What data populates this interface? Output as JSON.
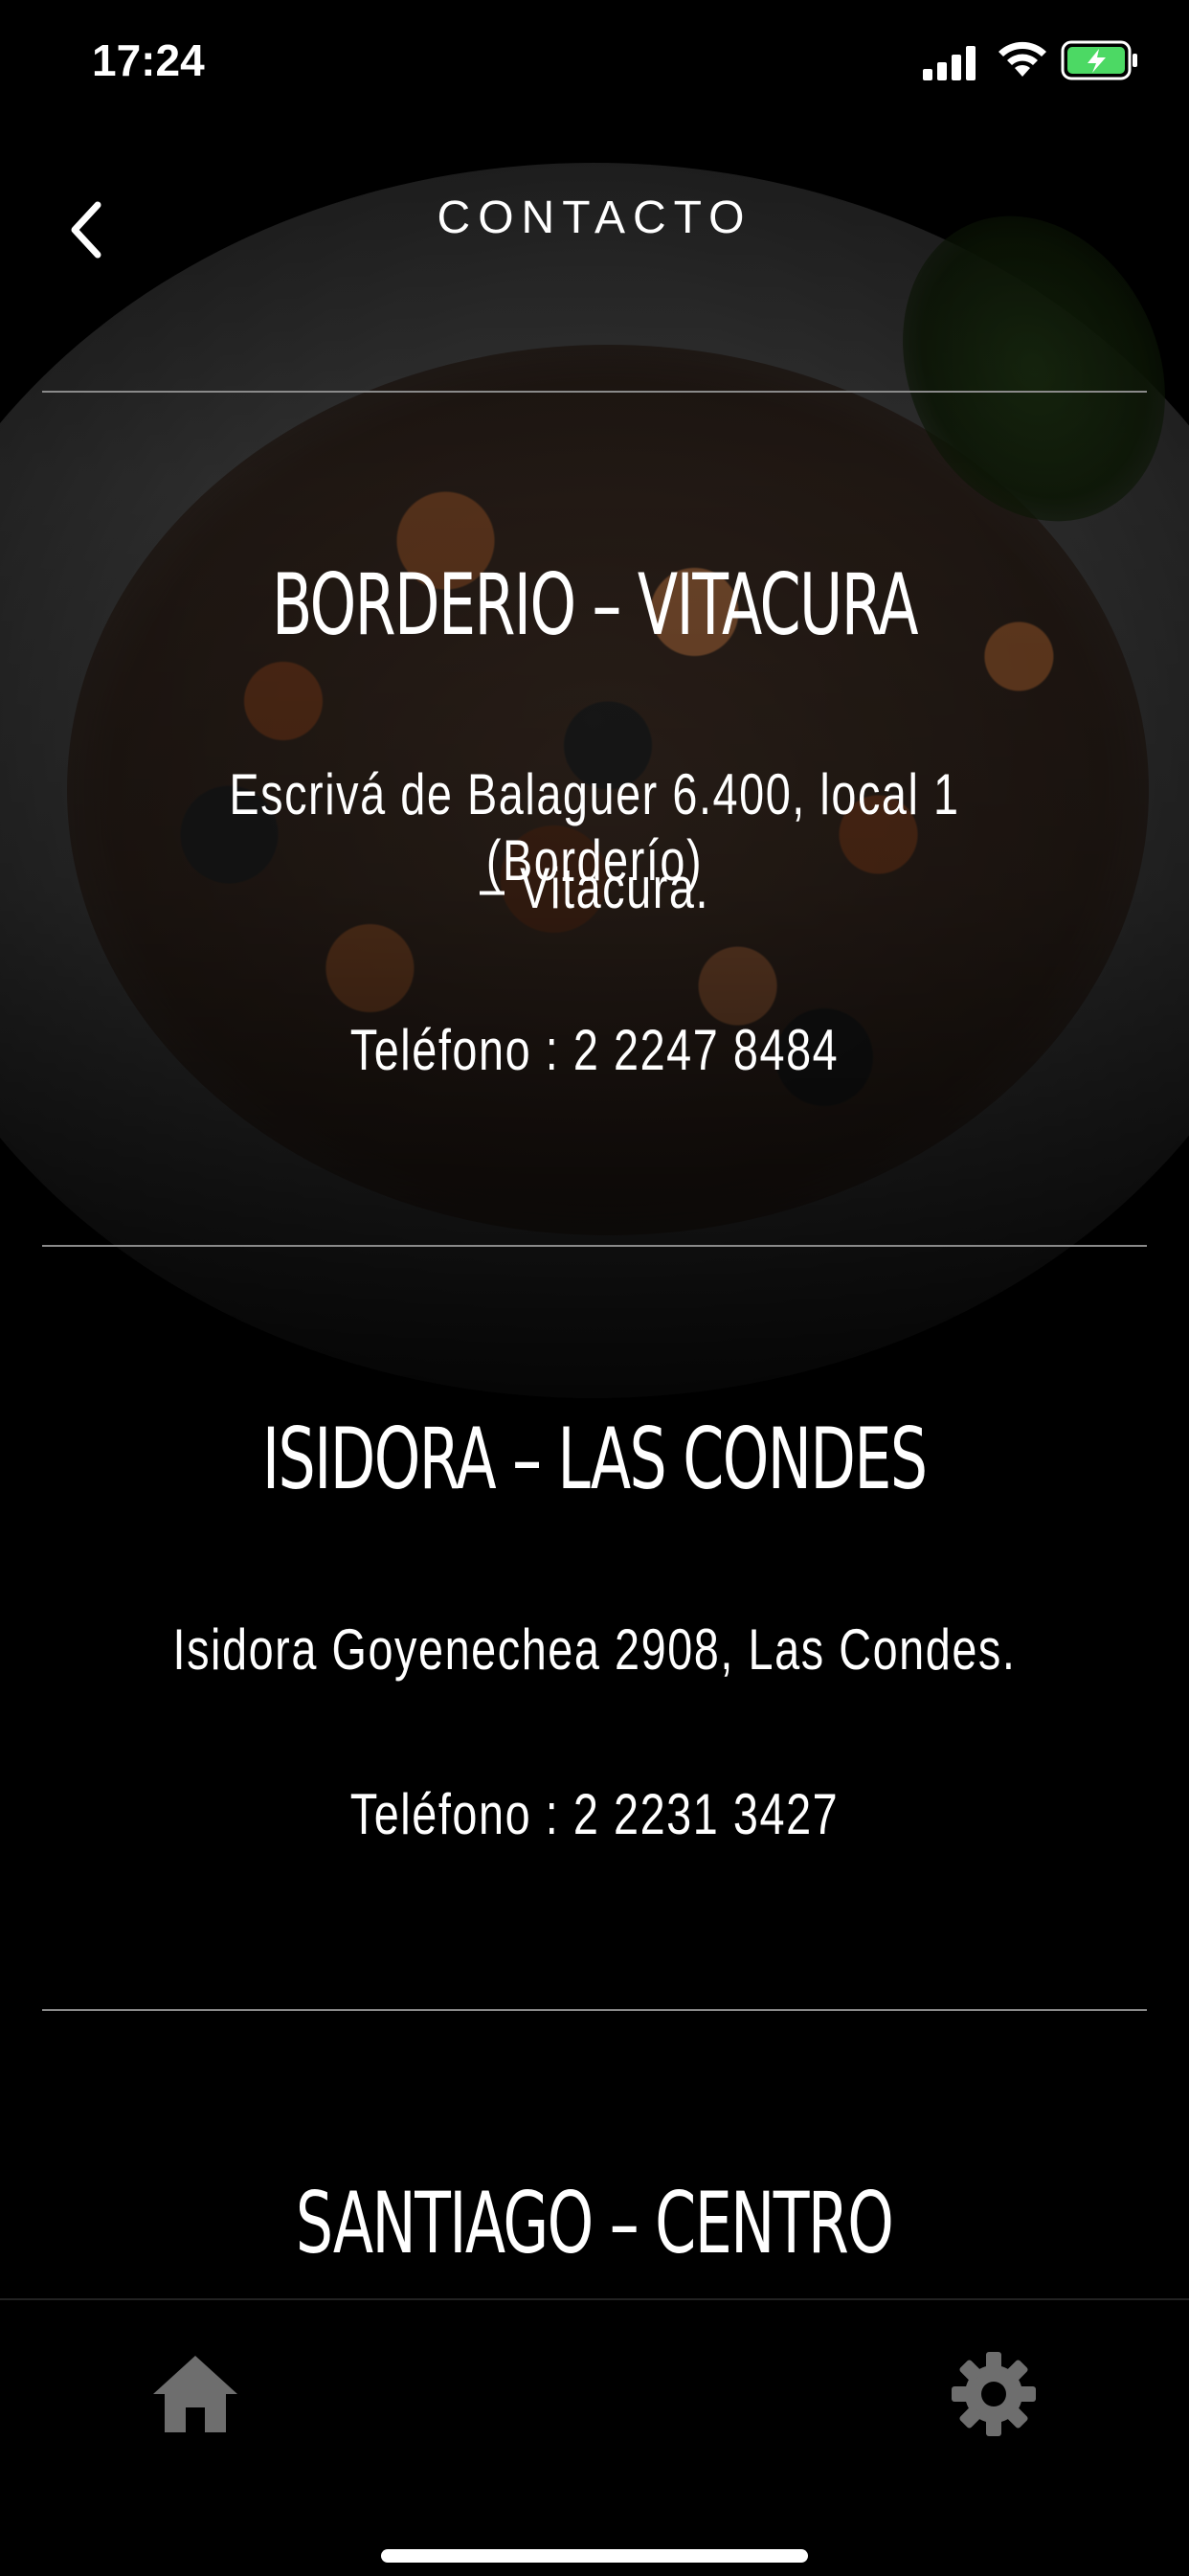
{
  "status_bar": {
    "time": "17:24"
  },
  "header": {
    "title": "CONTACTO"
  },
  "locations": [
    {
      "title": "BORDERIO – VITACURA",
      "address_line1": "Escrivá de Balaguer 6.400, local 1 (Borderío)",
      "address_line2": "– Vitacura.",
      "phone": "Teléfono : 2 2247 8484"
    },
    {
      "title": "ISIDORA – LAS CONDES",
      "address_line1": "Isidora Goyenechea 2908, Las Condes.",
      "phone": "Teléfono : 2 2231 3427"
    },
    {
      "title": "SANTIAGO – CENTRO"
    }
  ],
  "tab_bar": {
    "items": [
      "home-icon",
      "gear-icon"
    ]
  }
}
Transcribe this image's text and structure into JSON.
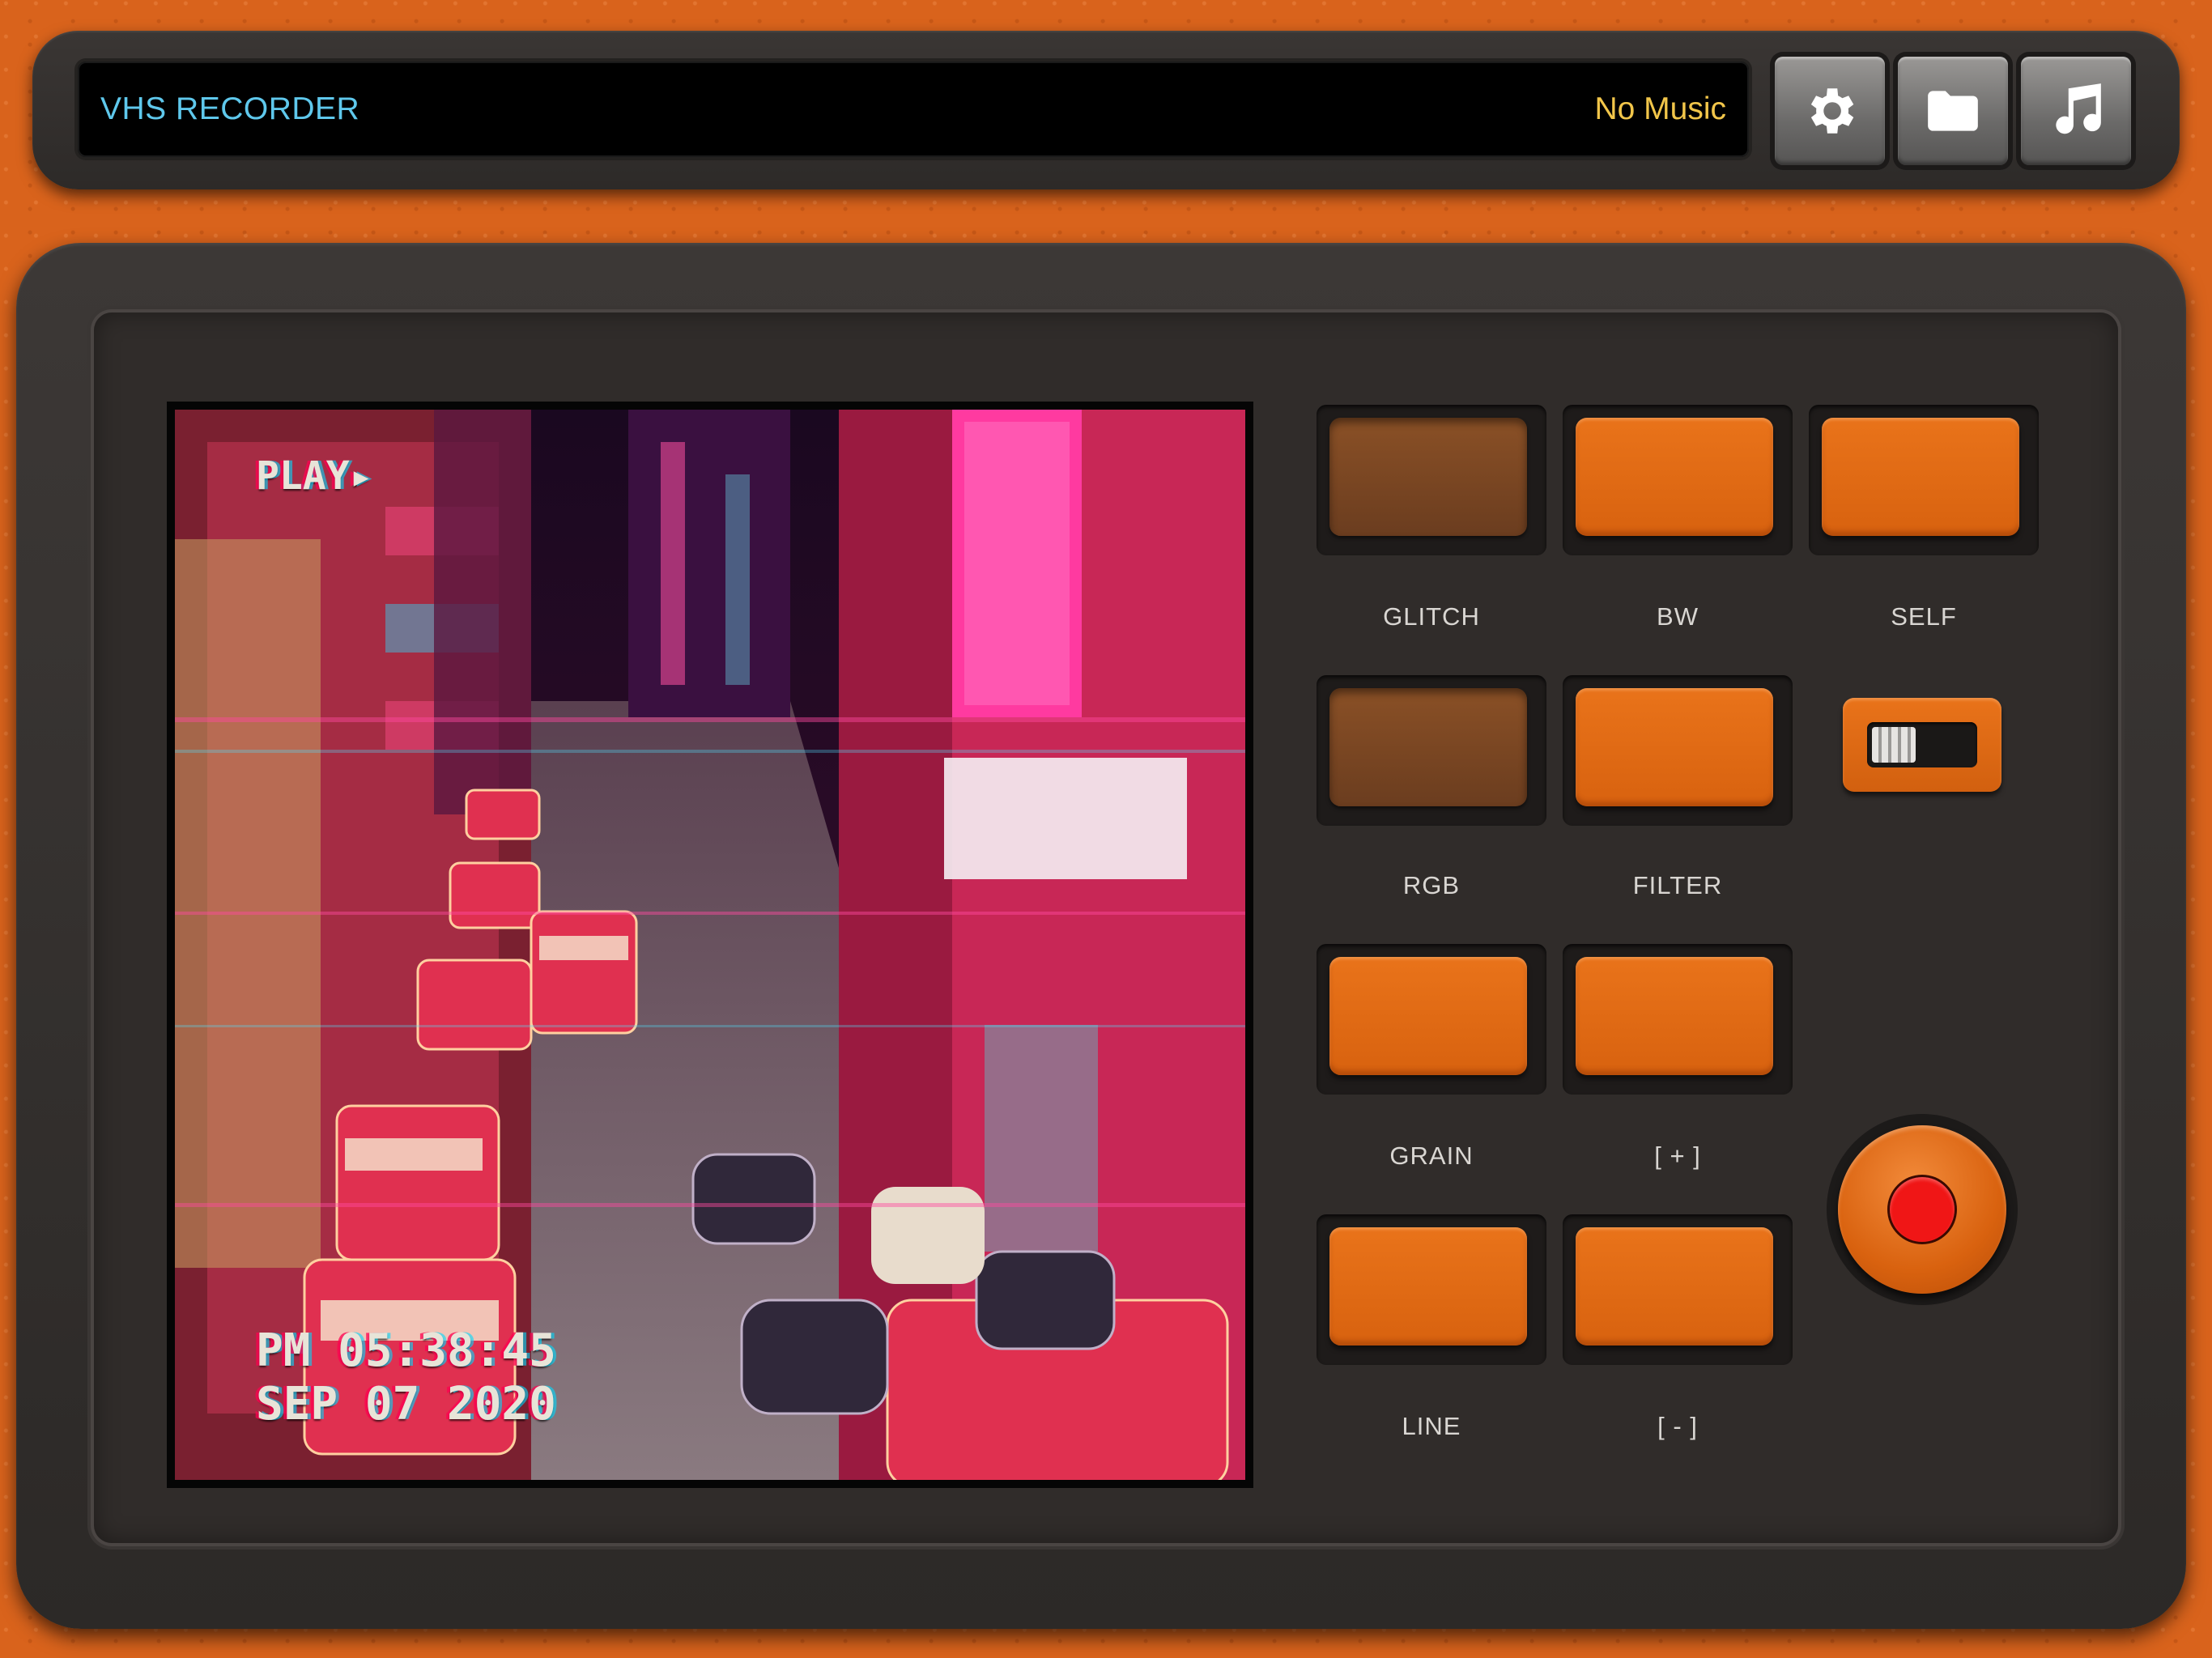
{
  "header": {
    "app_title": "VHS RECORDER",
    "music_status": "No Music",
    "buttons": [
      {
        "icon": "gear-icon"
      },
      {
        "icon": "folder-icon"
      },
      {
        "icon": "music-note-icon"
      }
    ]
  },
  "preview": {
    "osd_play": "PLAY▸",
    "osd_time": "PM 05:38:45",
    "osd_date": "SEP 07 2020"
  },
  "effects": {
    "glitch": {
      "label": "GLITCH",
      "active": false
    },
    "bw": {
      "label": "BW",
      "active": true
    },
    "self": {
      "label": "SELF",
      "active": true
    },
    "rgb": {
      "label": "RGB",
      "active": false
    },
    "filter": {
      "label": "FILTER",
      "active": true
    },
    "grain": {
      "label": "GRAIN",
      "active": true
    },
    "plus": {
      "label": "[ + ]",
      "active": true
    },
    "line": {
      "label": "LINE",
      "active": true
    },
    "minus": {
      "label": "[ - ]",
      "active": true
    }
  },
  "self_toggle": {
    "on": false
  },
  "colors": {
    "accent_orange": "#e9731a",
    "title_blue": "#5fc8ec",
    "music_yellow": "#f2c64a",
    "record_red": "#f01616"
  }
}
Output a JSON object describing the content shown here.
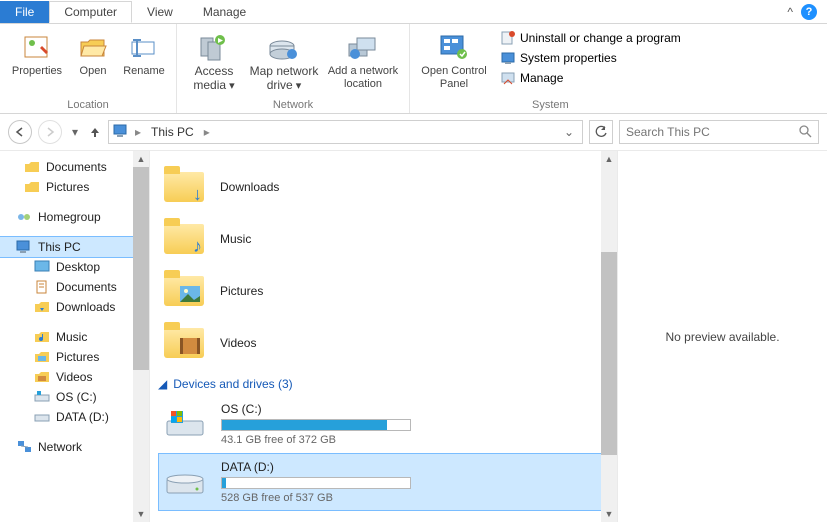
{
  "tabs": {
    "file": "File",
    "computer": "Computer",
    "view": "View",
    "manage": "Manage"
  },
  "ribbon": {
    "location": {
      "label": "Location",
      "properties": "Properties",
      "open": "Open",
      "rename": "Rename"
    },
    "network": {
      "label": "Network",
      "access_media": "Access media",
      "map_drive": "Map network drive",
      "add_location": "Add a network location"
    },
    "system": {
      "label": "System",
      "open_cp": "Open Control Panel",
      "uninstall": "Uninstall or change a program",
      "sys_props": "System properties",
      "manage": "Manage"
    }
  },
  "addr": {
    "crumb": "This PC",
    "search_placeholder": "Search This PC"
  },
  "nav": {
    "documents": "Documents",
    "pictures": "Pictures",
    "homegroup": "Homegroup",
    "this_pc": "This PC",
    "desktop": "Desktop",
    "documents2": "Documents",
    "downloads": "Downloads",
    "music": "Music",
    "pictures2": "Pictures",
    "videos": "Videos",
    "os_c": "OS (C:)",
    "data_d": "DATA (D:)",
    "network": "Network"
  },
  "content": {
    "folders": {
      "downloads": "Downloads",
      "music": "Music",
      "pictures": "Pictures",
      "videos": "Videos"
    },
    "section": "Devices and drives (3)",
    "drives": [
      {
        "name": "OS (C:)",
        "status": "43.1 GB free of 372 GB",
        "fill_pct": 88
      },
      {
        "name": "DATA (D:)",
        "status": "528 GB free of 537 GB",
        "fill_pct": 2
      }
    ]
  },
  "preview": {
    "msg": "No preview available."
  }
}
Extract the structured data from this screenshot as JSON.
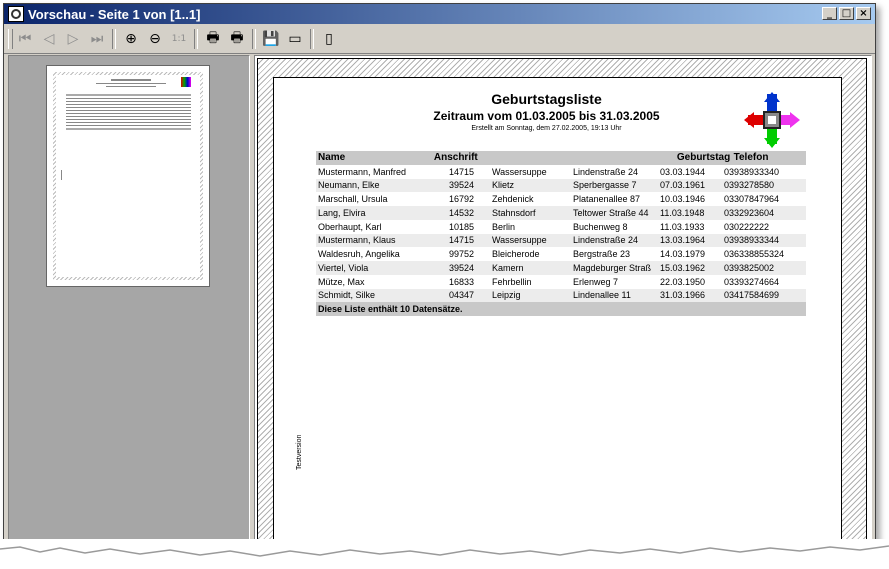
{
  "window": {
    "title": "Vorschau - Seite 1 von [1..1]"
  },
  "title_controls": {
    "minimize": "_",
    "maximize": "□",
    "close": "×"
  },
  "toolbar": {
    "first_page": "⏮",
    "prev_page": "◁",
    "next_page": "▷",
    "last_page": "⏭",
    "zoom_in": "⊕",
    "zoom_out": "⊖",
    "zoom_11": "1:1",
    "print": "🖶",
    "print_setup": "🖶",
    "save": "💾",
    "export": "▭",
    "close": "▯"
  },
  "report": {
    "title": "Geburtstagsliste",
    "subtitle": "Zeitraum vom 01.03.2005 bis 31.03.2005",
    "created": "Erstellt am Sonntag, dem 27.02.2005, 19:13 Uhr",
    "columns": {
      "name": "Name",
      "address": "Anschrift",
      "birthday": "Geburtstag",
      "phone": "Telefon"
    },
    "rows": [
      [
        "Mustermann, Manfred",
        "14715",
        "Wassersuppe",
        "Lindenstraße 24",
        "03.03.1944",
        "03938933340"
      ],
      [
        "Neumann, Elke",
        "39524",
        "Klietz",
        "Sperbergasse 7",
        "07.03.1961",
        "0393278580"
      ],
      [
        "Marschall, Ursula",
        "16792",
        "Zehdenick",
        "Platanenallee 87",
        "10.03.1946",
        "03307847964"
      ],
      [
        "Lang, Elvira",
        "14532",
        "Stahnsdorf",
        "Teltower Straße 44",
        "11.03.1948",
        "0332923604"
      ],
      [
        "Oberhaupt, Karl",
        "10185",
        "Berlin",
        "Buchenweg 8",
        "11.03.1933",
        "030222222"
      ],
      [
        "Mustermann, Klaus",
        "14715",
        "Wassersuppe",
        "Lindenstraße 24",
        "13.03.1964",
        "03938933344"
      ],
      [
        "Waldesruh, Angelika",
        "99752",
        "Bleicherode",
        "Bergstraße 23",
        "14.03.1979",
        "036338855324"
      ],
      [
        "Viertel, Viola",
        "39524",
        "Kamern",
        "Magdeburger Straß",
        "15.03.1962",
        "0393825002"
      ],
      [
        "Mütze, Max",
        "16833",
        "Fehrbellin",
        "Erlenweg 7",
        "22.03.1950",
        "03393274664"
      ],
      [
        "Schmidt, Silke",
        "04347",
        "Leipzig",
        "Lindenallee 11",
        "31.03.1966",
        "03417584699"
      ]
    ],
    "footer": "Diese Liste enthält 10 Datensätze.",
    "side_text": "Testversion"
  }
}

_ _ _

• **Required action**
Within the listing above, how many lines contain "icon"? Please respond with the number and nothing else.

• **Answer space**
5